Microsoft is currently previewing a new tool to help you more easily view and analyze your ever growing store of business data – it is called Power BI.
I can hear you already, “been there done that and don’t want the t-shirt!” It seems there has been a never ending stream of “User Reporting Tools” for you buy and learn. While many have their strengths, they tend to not live up to their lofty marketing hype. Most fail to deliver for the same reasons, they are limited to specific usage scenarios by the platforms to which they were designed with no ability to adapt to new environments without extensive customizations and a high learning curve. These limitations make it hard if not impossible for the traditional solutions to grow and morph as your business grows and changes over time leaving you with incomplete information and inevitably falling back to manual “spreadsheet jockeying” to fill-in the gaps.
Some may have heard of Power BI for Office 365, this was the first incarnation of the service and still exists, however, Microsoft is expanding its capabilities with the “power” of its Azure Cloud services and now offering a new experience located at PowerBI.com.
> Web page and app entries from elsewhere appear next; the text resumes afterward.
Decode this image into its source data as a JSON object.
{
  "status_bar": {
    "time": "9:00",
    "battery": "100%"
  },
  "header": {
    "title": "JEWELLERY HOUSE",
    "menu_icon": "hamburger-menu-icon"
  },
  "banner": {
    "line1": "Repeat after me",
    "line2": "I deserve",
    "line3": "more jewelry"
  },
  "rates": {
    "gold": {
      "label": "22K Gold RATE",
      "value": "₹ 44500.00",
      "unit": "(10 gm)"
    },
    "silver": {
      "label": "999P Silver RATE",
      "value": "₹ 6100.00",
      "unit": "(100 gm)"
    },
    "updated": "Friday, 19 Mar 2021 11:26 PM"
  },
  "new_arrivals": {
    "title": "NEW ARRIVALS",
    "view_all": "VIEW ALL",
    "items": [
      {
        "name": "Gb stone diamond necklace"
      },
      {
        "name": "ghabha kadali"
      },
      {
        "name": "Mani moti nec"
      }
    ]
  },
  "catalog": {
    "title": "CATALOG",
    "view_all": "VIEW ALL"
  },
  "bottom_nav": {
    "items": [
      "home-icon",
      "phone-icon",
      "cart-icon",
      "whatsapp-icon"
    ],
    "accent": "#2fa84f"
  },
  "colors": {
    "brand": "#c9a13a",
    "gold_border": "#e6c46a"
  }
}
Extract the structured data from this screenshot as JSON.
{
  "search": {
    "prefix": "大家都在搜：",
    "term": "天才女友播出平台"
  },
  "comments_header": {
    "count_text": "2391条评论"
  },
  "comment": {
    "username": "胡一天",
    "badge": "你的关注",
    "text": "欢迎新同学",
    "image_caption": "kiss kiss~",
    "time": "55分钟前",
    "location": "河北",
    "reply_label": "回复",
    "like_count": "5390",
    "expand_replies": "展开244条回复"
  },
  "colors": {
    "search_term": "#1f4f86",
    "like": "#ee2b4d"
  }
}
The new experience brings a new tool called the Power BI Designer that leverages Microsoft’s strides in Machine Learning to ease the pain and learning curve usually associated with utilizing a new reporting tool. Best of all, the new tools are currently in a public preview and are free to learn and use.
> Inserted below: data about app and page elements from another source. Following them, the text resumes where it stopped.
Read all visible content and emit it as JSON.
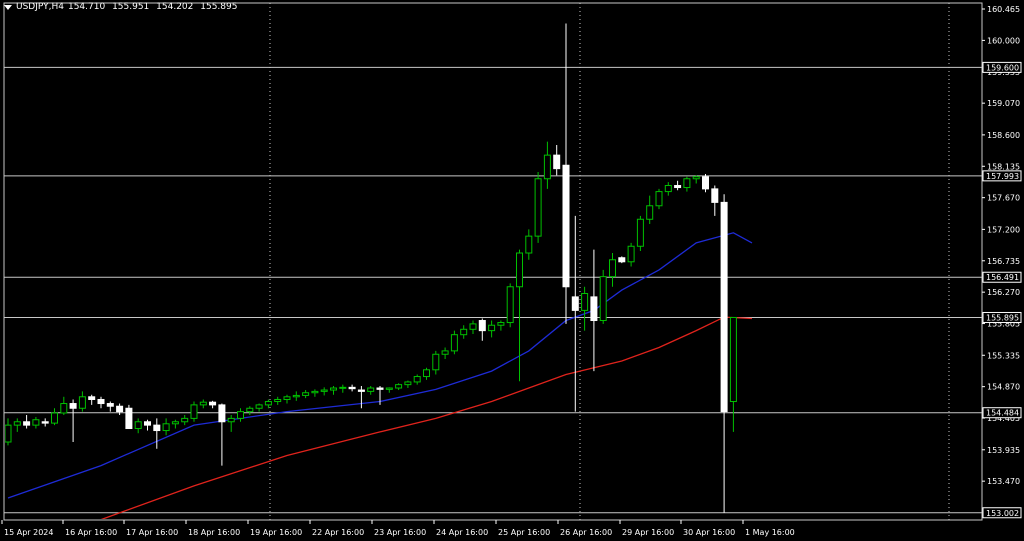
{
  "header": {
    "symbol": "USDJPY,H4",
    "open": "154.710",
    "high": "155.951",
    "low": "154.202",
    "close": "155.895"
  },
  "colors": {
    "background": "#000000",
    "bull_candle": "#00c000",
    "bear_candle": "#ffffff",
    "ma_fast": "#1e2bd6",
    "ma_slow": "#e0231c",
    "level_line": "#c8c8c8",
    "grid": "#c8c8c8",
    "axis_text": "#ffffff"
  },
  "chart_data": {
    "type": "candlestick",
    "timeframe": "H4",
    "grid": false,
    "ylim": [
      152.95,
      160.6
    ],
    "price_ticks": [
      "160.465",
      "160.000",
      "159.535",
      "159.070",
      "158.600",
      "158.135",
      "157.670",
      "157.200",
      "156.735",
      "156.270",
      "155.805",
      "155.335",
      "154.870",
      "154.405",
      "153.935",
      "153.470"
    ],
    "time_labels": [
      "15 Apr 2024",
      "16 Apr 16:00",
      "17 Apr 16:00",
      "18 Apr 16:00",
      "19 Apr 16:00",
      "22 Apr 16:00",
      "23 Apr 16:00",
      "24 Apr 16:00",
      "25 Apr 16:00",
      "26 Apr 16:00",
      "29 Apr 16:00",
      "30 Apr 16:00",
      "1 May 16:00"
    ],
    "horizontal_levels": [
      "159.600",
      "157.993",
      "156.491",
      "155.895",
      "154.484",
      "153.002"
    ],
    "period_separators": [
      "19 Apr 16:00",
      "26 Apr 16:00",
      "1 May 16:00"
    ],
    "candles": [
      [
        154.05,
        154.4,
        154.0,
        154.3
      ],
      [
        154.3,
        154.4,
        154.2,
        154.35
      ],
      [
        154.35,
        154.45,
        154.25,
        154.3
      ],
      [
        154.3,
        154.42,
        154.25,
        154.38
      ],
      [
        154.35,
        154.4,
        154.28,
        154.33
      ],
      [
        154.33,
        154.55,
        154.3,
        154.48
      ],
      [
        154.48,
        154.72,
        154.45,
        154.62
      ],
      [
        154.62,
        154.68,
        154.05,
        154.55
      ],
      [
        154.55,
        154.8,
        154.5,
        154.72
      ],
      [
        154.72,
        154.75,
        154.6,
        154.68
      ],
      [
        154.68,
        154.72,
        154.55,
        154.62
      ],
      [
        154.62,
        154.65,
        154.5,
        154.58
      ],
      [
        154.58,
        154.62,
        154.45,
        154.5
      ],
      [
        154.55,
        154.6,
        154.25,
        154.25
      ],
      [
        154.25,
        154.4,
        154.18,
        154.35
      ],
      [
        154.35,
        154.38,
        154.22,
        154.3
      ],
      [
        154.3,
        154.4,
        153.95,
        154.22
      ],
      [
        154.22,
        154.4,
        154.15,
        154.32
      ],
      [
        154.32,
        154.38,
        154.25,
        154.35
      ],
      [
        154.35,
        154.45,
        154.3,
        154.4
      ],
      [
        154.4,
        154.65,
        154.35,
        154.6
      ],
      [
        154.6,
        154.68,
        154.55,
        154.64
      ],
      [
        154.64,
        154.66,
        154.55,
        154.6
      ],
      [
        154.6,
        154.62,
        153.7,
        154.35
      ],
      [
        154.35,
        154.45,
        154.2,
        154.4
      ],
      [
        154.4,
        154.55,
        154.35,
        154.5
      ],
      [
        154.5,
        154.58,
        154.45,
        154.55
      ],
      [
        154.55,
        154.62,
        154.5,
        154.6
      ],
      [
        154.6,
        154.68,
        154.55,
        154.65
      ],
      [
        154.65,
        154.72,
        154.6,
        154.68
      ],
      [
        154.68,
        154.75,
        154.62,
        154.72
      ],
      [
        154.72,
        154.8,
        154.66,
        154.74
      ],
      [
        154.74,
        154.82,
        154.7,
        154.78
      ],
      [
        154.78,
        154.83,
        154.72,
        154.8
      ],
      [
        154.8,
        154.86,
        154.74,
        154.82
      ],
      [
        154.82,
        154.88,
        154.75,
        154.85
      ],
      [
        154.85,
        154.9,
        154.78,
        154.86
      ],
      [
        154.86,
        154.9,
        154.8,
        154.84
      ],
      [
        154.82,
        154.88,
        154.55,
        154.8
      ],
      [
        154.8,
        154.88,
        154.75,
        154.85
      ],
      [
        154.85,
        154.88,
        154.6,
        154.83
      ],
      [
        154.83,
        154.86,
        154.78,
        154.85
      ],
      [
        154.85,
        154.92,
        154.82,
        154.9
      ],
      [
        154.9,
        154.96,
        154.85,
        154.94
      ],
      [
        154.94,
        155.05,
        154.9,
        155.02
      ],
      [
        155.02,
        155.15,
        154.97,
        155.12
      ],
      [
        155.12,
        155.4,
        155.05,
        155.35
      ],
      [
        155.35,
        155.45,
        155.28,
        155.4
      ],
      [
        155.4,
        155.7,
        155.35,
        155.64
      ],
      [
        155.64,
        155.78,
        155.58,
        155.72
      ],
      [
        155.72,
        155.85,
        155.65,
        155.8
      ],
      [
        155.85,
        155.88,
        155.55,
        155.7
      ],
      [
        155.7,
        155.85,
        155.6,
        155.78
      ],
      [
        155.78,
        155.85,
        155.7,
        155.82
      ],
      [
        155.82,
        156.4,
        155.75,
        156.35
      ],
      [
        156.35,
        156.9,
        154.95,
        156.85
      ],
      [
        156.85,
        157.2,
        156.75,
        157.1
      ],
      [
        157.1,
        158.05,
        157.0,
        157.95
      ],
      [
        157.95,
        158.5,
        157.8,
        158.3
      ],
      [
        158.3,
        158.45,
        158.0,
        158.1
      ],
      [
        158.15,
        160.25,
        155.8,
        156.35
      ],
      [
        156.2,
        157.4,
        154.5,
        156.0
      ],
      [
        156.0,
        156.35,
        155.7,
        156.25
      ],
      [
        156.2,
        156.9,
        155.1,
        155.85
      ],
      [
        155.85,
        156.6,
        155.8,
        156.5
      ],
      [
        156.5,
        156.85,
        156.35,
        156.75
      ],
      [
        156.78,
        156.8,
        156.7,
        156.72
      ],
      [
        156.72,
        157.0,
        156.65,
        156.95
      ],
      [
        156.95,
        157.4,
        156.88,
        157.35
      ],
      [
        157.35,
        157.7,
        157.28,
        157.55
      ],
      [
        157.55,
        157.8,
        157.5,
        157.76
      ],
      [
        157.76,
        157.9,
        157.7,
        157.85
      ],
      [
        157.85,
        157.92,
        157.78,
        157.82
      ],
      [
        157.82,
        157.98,
        157.76,
        157.95
      ],
      [
        157.95,
        158.0,
        157.88,
        157.98
      ],
      [
        157.98,
        158.02,
        157.75,
        157.8
      ],
      [
        157.8,
        157.85,
        157.4,
        157.6
      ],
      [
        157.6,
        157.72,
        153.0,
        154.5
      ],
      [
        154.65,
        155.9,
        154.2,
        155.895
      ]
    ],
    "ma_fast": [
      [
        0,
        153.22
      ],
      [
        10,
        153.7
      ],
      [
        20,
        154.3
      ],
      [
        30,
        154.5
      ],
      [
        40,
        154.65
      ],
      [
        46,
        154.83
      ],
      [
        52,
        155.1
      ],
      [
        56,
        155.4
      ],
      [
        60,
        155.85
      ],
      [
        63,
        156.0
      ],
      [
        66,
        156.3
      ],
      [
        70,
        156.6
      ],
      [
        74,
        157.0
      ],
      [
        78,
        157.15
      ],
      [
        80,
        157.0
      ]
    ],
    "ma_slow": [
      [
        10,
        152.9
      ],
      [
        20,
        153.4
      ],
      [
        30,
        153.85
      ],
      [
        40,
        154.2
      ],
      [
        46,
        154.4
      ],
      [
        52,
        154.65
      ],
      [
        56,
        154.85
      ],
      [
        60,
        155.05
      ],
      [
        63,
        155.15
      ],
      [
        66,
        155.25
      ],
      [
        70,
        155.45
      ],
      [
        74,
        155.7
      ],
      [
        77,
        155.9
      ],
      [
        80,
        155.88
      ]
    ]
  }
}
Even in its current, preview state, Power BI already has connectors that know how to connect to a wide range of data, they are Excel Workbook, Power BI Designer Files, SQL Server Analysis Services, Google Analytics, Dynamics CRM, Salesforce and others, including the ability to add your own. From a get up and running quickly perspective with data that you are already dealing with albeit in a manual fashion, the ability to upload and easily use Excel spreadsheet data is by far the most exicting. You can leverage all the data you have already figured out how to extract from your back office systems, load it into to the Power BI Designer and in minutes begin creating meaningful dashboards. Additionally, if the Excel spreadsheet is hosted in a OneDrive account the data it contains can be automatically refreshed into Power BI so it becomes easy to maintain current data in published reports.
We encourage you take a look and run through the very well documented Excel sample data tutorial. What you have to lose but your old tired manual processes?!
Get started today at http://powerbi.microsoft.com